comparing PSU test data.

Only the most salient information is presented in the table above for simplicity's sake. The test data from the original sample (on the previous page) is presented in brackets.

EFFICIENCY: It's clear that that the efficiency curves of the two samples are not quite the same. The new sample starts a bit lower, catches up at about half power load, then stays at a bit higher efficiency out to max power. The difference could be attributed to the new Japanese aluminum electrolytic capacitors or to increased airflow from the new fan; it is also small enough that sample variance and tolerances within SPCR's testing procedures could be suspected. In any case, it's a negligible difference, especially in actual use. (The actually wattage differences are mostly

NOISE: The differences in SPL readings and in perceived noise are audible. At minimum speed, the new Adda fan is very nearly the equal of the earlier Yate Loon, but it remains a bit louder all the way throughout the power range. The measured difference is 2~3 dBA/1m except at the highest loads. Subjectively, the difference seems smaller than this. The Adda fan has a bit more buzz while the Yate Loon seems to have a bit more whoosh.

Between 300W and 430W, the fan in the first version barely gets any louder; the new Adda-fan version climbs a very significant +5 dBA/1m. The increased noise is comprised entirely of wind turbulence noise, which suggests that the maximum airflow of the new fan is higher than that of the older fan, and it has more cooling power in reserve at max power load. In practical terms, this discussion regarding noise at max load is not significant; even a very power hungry single VGA card system will rarely draw 250W, and as the S12-430 and its smaller variants do not offer the 6-pin PCIe connector, they will not be used for dual VGA SLI systems.

As mentioned. the Adda fan seems to have a touch more of a buzzy quality than the Yate Loon, but it is subtle and you must be very close to hear it. Beyond the low 20 dBA range, the wind turbulence noise tends to swamp over differences. Without the early Yate Loon version S12 to compare directly against, I could only say that this is "new and improved" S12-430 is one heck of a quiet PSU. If this is the cost of a little extra reliability and longevity, I doubt anyone will be aware of even paying the price.

POSTCRIPT #2: Efficiency Correction

October 22, 2005
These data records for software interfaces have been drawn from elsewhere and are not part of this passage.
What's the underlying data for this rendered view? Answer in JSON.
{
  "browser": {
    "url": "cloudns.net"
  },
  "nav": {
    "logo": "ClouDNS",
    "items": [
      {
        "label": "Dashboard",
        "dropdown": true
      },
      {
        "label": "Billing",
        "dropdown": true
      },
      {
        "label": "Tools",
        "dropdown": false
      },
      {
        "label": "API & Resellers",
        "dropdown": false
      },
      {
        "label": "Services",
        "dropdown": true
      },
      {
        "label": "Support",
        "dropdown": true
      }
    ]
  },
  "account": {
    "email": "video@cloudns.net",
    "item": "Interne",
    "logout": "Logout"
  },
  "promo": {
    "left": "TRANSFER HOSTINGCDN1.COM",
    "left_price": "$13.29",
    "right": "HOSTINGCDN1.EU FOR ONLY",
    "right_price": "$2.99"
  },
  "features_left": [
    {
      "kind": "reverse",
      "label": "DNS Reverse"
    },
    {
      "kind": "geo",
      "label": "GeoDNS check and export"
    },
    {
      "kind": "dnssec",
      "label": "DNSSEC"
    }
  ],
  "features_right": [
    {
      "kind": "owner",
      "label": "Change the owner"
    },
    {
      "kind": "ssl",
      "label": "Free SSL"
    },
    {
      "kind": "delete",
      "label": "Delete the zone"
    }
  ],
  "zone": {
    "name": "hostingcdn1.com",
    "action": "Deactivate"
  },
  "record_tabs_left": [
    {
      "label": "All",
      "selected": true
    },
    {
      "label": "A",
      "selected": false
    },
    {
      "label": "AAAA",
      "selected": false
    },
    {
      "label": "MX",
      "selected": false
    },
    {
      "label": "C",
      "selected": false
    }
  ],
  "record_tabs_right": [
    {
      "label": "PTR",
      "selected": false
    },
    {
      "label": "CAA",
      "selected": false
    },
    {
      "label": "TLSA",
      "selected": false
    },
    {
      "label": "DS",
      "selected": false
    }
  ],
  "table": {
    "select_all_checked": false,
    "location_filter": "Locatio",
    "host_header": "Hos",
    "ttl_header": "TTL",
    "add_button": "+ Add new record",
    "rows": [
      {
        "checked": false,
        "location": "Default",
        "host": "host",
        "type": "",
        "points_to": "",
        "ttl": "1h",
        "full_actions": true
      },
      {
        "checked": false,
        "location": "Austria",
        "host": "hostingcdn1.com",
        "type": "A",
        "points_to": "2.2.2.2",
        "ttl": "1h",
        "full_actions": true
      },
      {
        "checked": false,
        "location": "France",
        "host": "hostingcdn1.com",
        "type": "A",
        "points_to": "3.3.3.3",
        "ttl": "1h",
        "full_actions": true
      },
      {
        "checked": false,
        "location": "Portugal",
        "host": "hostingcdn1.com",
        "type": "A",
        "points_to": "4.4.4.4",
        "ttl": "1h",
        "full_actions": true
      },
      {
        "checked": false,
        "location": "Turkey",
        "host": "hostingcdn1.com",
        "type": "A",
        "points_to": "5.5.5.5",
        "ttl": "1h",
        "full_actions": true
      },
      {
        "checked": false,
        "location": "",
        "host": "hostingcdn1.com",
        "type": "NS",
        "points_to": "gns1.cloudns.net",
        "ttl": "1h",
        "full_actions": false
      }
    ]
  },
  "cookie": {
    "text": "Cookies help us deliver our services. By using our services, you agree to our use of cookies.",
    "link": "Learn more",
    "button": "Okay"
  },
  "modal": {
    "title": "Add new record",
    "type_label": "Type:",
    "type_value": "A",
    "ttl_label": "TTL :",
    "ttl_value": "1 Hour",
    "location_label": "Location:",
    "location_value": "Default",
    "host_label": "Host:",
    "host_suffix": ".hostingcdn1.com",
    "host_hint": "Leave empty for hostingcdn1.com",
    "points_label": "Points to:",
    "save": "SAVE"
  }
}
Recently, we discovered that our power supply testing equipment and methodology were providing erroneously high efficiency results. In general, the biggest errors occurred at higher
output load points above 300W. At lower output levels, the efficiency error
was often no more than one or two percentage points. No other tested parameters were significantly affected.

Through a fairly arduous process of discovery, analysis and old fashioned problem solving, we modified our testing equipment and methodology to improve the accuracy of the efficiency results and described it all in the article SPCR's PSU Test Platform V.3. As part of this revision, we re-tested most of the power supplies on our Recommended PSU List. In most cases, the same sample was used in the second test.

The corrected and original efficiency results for all the re-tested PSUs are shown in in the article, Corrected Efficiency Results for Recommended Power Supplies. The relative efficiency of the tested power supplies has not changed.
If the tested PSUs are ranked by efficiency, the rankings remain the same whether we use the original results or the new results.

data is also being added to relevant reviews as postscripts like this one.


Target Output








Actual Output




In this case, our original efficiency calculations were 1.3~2.5% too low through to about 200W output. Above that, the original results were slightly too high, with the worst error of 4.5 percentage points off at full output power. The new figures suggest better real-life performance than before, as the all-important <200W efficiency is actually better than originally thought.


Discuss this article in the SPCR Forums.



www SPCR